▸ Data extract:
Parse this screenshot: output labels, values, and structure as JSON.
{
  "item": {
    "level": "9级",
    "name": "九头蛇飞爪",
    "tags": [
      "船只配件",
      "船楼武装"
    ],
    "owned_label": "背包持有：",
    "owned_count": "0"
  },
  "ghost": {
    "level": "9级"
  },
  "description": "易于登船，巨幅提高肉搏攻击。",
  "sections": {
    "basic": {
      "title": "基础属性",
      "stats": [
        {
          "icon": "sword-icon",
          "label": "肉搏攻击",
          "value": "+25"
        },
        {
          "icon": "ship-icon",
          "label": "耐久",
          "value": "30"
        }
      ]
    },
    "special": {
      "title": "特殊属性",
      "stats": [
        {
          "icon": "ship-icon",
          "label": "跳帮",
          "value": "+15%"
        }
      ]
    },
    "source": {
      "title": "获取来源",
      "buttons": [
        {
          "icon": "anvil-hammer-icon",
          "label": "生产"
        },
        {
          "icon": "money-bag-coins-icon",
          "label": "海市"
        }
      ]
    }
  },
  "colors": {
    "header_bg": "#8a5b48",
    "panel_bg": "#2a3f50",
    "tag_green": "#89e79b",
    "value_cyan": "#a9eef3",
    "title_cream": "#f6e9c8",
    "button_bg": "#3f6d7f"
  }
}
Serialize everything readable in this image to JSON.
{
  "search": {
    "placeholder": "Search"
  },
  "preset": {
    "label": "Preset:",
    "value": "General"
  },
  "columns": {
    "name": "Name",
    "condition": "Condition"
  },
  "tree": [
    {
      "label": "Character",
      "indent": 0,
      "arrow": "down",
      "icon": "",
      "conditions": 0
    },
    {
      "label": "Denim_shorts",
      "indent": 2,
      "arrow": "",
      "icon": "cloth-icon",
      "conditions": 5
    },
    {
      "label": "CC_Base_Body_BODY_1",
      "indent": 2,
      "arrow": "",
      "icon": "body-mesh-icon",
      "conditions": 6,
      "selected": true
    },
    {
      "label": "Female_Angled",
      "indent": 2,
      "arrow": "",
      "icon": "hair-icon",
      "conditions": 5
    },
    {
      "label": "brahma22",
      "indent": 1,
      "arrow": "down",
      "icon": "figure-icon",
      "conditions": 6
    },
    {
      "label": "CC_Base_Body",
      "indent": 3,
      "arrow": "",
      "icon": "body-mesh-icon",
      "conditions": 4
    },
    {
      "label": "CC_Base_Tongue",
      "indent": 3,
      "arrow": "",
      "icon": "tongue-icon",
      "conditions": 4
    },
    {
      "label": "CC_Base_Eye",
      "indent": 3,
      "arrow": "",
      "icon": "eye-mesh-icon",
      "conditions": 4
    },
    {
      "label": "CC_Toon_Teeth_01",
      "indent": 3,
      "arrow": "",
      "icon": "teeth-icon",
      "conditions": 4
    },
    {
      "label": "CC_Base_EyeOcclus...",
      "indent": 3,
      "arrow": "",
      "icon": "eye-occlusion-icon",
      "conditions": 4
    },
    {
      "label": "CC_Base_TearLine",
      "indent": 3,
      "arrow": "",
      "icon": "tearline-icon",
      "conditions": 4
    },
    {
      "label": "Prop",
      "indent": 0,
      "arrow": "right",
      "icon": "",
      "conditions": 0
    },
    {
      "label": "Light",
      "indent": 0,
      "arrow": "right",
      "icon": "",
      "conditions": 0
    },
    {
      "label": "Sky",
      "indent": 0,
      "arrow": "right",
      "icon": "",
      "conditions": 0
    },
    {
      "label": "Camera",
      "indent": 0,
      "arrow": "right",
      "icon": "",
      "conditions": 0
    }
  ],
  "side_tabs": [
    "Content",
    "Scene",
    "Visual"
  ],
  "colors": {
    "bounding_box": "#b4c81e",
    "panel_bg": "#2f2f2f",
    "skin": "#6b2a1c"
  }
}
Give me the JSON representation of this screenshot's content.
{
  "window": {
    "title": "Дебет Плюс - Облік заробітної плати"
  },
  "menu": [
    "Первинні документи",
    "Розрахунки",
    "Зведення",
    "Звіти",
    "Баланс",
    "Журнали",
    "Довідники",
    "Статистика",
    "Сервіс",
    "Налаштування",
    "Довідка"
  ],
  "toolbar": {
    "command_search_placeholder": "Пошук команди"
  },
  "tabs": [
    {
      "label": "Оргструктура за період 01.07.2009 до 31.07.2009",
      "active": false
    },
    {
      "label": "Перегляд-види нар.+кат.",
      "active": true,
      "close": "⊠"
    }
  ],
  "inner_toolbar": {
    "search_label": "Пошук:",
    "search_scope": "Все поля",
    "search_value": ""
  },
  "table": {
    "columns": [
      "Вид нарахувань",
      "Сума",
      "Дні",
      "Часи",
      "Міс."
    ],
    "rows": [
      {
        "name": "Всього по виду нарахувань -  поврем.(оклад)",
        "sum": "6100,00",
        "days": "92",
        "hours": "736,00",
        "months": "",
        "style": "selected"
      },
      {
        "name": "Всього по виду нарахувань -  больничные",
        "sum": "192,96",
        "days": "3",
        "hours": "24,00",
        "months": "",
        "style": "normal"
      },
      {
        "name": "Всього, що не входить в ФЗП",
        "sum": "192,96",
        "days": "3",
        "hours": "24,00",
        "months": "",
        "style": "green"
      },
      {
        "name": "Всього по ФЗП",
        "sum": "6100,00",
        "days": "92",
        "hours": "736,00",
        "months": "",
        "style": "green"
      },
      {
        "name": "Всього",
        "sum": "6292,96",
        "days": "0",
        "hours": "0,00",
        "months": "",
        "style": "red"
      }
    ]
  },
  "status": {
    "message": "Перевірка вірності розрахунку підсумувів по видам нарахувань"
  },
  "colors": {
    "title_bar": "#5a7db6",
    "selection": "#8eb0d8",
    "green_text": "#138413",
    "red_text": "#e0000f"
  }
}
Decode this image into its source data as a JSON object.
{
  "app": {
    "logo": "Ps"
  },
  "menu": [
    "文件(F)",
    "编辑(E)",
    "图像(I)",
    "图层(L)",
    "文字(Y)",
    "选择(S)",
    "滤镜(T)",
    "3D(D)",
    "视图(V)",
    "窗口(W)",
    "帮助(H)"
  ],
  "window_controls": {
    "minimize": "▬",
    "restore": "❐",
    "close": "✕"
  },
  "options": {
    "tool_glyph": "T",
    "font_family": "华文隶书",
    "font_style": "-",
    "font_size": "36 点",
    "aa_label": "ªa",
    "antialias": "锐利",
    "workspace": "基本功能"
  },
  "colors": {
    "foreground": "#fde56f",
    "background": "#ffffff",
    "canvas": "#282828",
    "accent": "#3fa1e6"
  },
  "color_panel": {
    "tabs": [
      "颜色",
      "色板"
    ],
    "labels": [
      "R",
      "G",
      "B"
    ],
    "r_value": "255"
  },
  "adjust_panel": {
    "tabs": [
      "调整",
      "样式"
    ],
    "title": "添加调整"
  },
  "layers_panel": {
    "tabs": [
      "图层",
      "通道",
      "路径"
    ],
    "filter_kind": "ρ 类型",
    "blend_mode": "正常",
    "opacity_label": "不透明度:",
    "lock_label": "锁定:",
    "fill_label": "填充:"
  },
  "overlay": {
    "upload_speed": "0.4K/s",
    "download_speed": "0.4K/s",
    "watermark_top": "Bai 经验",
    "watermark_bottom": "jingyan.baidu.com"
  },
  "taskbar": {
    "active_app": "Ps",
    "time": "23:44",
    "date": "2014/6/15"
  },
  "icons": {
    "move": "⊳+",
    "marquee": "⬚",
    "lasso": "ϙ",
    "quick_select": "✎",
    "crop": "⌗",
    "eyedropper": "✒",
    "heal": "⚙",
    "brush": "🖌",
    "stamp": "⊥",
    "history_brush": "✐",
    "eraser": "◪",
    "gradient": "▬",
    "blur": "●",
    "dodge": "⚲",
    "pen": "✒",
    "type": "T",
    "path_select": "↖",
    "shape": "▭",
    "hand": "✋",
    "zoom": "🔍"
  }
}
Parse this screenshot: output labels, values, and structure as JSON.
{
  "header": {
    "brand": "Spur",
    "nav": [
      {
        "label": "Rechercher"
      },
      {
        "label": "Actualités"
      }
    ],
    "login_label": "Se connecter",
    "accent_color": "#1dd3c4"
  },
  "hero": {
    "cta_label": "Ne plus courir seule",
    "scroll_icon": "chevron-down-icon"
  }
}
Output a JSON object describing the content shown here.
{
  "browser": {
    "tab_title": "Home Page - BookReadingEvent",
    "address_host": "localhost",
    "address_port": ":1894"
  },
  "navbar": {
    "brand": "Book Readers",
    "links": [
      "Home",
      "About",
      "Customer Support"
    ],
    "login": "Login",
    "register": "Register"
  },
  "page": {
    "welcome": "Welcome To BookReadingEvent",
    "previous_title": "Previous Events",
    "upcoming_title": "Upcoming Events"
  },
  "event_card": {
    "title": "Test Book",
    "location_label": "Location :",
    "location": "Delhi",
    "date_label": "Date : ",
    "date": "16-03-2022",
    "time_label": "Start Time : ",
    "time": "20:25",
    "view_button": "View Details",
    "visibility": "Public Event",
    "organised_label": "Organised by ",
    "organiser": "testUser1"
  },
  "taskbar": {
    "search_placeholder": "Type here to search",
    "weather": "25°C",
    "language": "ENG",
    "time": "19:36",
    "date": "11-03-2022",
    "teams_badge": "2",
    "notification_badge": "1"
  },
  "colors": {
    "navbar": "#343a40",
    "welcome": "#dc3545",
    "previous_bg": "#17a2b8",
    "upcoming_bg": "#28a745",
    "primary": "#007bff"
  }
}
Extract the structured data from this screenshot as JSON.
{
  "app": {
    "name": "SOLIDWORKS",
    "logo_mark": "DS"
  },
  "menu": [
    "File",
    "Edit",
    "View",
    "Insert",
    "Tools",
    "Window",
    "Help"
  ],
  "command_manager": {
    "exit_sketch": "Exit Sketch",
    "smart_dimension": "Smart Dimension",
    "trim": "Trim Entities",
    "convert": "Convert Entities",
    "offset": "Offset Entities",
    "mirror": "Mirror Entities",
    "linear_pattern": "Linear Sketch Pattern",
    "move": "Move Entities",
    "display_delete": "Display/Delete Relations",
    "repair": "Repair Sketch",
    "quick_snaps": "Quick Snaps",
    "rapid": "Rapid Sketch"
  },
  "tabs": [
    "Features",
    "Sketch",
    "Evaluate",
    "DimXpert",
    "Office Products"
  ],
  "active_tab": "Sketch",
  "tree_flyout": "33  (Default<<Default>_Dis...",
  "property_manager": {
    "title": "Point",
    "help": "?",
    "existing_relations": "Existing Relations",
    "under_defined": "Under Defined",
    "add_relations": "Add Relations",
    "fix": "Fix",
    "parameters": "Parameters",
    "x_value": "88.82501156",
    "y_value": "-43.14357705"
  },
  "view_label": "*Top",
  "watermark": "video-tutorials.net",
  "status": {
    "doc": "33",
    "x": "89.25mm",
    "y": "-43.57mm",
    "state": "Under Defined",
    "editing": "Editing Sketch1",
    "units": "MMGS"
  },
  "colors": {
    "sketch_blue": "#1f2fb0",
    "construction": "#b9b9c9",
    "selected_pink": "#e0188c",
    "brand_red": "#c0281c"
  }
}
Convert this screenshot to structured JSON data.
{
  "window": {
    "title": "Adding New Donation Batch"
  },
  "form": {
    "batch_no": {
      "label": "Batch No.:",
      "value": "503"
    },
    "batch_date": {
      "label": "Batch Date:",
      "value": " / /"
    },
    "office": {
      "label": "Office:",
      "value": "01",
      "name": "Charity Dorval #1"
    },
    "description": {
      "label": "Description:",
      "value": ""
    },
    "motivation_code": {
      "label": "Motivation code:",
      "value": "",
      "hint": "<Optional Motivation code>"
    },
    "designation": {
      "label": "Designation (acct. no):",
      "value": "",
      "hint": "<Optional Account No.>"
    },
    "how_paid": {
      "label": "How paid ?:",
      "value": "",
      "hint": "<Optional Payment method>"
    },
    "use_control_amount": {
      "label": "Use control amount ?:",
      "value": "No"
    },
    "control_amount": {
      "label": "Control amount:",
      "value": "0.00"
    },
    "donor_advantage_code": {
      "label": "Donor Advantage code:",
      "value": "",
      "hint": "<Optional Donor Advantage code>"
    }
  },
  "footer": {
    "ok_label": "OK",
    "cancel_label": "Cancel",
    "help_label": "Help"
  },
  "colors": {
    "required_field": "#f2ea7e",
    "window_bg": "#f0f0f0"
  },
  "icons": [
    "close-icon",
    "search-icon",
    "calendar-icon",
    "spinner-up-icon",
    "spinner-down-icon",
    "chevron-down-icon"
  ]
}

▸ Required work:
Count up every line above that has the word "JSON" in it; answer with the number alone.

▸ Expected answer:
8